- [Work required]
Write how many lines in the records below include the string "title". No other text should be given.

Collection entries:
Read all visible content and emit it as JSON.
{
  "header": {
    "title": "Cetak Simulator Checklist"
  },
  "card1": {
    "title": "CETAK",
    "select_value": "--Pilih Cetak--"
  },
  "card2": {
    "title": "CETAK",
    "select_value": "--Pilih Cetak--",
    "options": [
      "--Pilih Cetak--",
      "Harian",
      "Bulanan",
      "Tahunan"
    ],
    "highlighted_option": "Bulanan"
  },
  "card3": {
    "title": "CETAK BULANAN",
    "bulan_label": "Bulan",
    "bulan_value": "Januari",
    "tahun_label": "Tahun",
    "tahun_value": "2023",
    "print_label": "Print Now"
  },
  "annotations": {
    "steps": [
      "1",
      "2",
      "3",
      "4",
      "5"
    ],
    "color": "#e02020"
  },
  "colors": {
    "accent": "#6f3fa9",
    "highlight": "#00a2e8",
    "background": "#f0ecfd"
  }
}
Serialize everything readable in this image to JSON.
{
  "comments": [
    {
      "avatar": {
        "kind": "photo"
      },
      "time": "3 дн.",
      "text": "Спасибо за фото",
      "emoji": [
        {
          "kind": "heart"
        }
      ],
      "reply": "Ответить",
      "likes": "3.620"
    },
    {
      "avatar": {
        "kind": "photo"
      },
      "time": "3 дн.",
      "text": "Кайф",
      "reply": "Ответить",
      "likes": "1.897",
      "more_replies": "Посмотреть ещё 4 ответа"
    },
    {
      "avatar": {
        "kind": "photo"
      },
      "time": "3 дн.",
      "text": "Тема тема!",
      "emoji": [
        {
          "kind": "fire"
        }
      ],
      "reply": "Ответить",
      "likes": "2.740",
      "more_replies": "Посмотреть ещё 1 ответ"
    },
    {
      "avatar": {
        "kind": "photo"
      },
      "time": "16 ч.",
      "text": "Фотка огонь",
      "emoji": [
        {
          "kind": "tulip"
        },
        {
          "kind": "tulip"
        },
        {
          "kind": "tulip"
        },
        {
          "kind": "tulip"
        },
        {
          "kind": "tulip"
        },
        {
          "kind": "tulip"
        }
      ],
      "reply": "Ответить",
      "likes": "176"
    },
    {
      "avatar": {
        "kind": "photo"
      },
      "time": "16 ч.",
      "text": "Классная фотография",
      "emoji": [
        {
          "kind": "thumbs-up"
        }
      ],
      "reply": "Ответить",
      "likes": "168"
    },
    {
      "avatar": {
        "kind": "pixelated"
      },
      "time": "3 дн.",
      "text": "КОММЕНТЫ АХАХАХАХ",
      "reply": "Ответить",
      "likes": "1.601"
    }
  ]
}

- [Answer]
4